I'm always on the lookout for decent sources of Survivalist/Preparedness information and I've recently come across a particularly good online site-- Zombie Squad. Don't be put off by the name--the "Zombie Apocalypse" stuff is merely a semi-humorous metaphor for dealing with natural or man-made disasters (see the Wikipedia entry)... maybe. The discussion forums are particularly interesting, full of solid information and pretty much free of the near-hysterical conspiracy ranting all too typical in similar boards. Well worth bookmarking if you're at all interested in the subject.
Happiness Is A Warm Gun
I hesitate to mention this since so many people have such a viscerally negative reaction to any discussion of firearms and I really, really do not want to come across as a gun nut, but the truth of the matter is I enjoy shooting.
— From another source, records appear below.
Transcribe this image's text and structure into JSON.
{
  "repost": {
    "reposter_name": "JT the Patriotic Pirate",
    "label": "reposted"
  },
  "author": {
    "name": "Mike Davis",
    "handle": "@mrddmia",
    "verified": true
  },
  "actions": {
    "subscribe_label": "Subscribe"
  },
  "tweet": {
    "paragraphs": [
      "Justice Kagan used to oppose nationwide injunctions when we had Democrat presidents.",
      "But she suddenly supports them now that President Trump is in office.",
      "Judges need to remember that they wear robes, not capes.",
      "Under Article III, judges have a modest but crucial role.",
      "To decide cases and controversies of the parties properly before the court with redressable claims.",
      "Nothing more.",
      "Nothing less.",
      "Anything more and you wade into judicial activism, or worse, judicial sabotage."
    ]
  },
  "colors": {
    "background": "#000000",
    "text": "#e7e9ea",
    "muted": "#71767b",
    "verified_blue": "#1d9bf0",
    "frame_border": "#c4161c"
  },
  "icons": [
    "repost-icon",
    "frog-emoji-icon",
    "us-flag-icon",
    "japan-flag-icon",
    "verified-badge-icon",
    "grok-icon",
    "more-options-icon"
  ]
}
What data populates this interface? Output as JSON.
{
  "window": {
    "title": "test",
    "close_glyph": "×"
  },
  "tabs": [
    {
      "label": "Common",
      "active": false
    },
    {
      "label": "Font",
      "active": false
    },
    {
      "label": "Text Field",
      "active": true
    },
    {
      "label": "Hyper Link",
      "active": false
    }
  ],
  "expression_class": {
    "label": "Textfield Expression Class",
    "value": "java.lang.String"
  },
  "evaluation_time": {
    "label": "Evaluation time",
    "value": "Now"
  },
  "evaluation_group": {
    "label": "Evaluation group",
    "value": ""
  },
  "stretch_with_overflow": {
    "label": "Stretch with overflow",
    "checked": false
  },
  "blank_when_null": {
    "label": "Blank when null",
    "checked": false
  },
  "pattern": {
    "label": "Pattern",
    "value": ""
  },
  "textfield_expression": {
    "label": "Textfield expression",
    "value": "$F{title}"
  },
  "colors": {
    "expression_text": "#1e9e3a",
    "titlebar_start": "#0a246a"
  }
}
Not hunting, mind you, Gawd forbid; shooting. I stalk the wily paper target, have done battle with the evil tin can (though not recently; remind me to tell you the story of the first time I fired a .357 magnum revolver--hilarity ensued), and lived to tell the tale. With the recent massive price increases in larger-caliber ammunition what I haven't had is an inexpensive platform for maintaining my rifle skills (which, at least for me, require frequent practice as in "use 'em or lose 'em")... until now. Now I have a new old school Marlin 981T bolt action, tube-fed .22 rifle which just happens to be very similar to the one I learned on back in the 'Sixties (those were the days when a small gang of 13-yr. olds wandering the local dump with rifles, Coke bottles, and peanut butter sandwiches wasn't a cause for alarm except, maybe, to the rat population). .22 ammunition is ridiculously cheap, which means you can shoot a lot of the stuff without breaking the bank, and the rifle itself was not particularly expensive-- around $100. Sure, I could have bought a fancy-ass, rapid-firing, endlessly customizable, semi-scary semi-automatic weapon, but that would have defeated the purpose-- slow, careful, deliberate perforation of the center of a paper target from 25 yards away and, as an added bonus, this particular model is lightweight enough and unintimidating enough so as to convince attractive women that target shooting can be fun (as opposed to this).
Well, the cat is begging for attention (or food) and I need a bath, so let's wrap things up for now.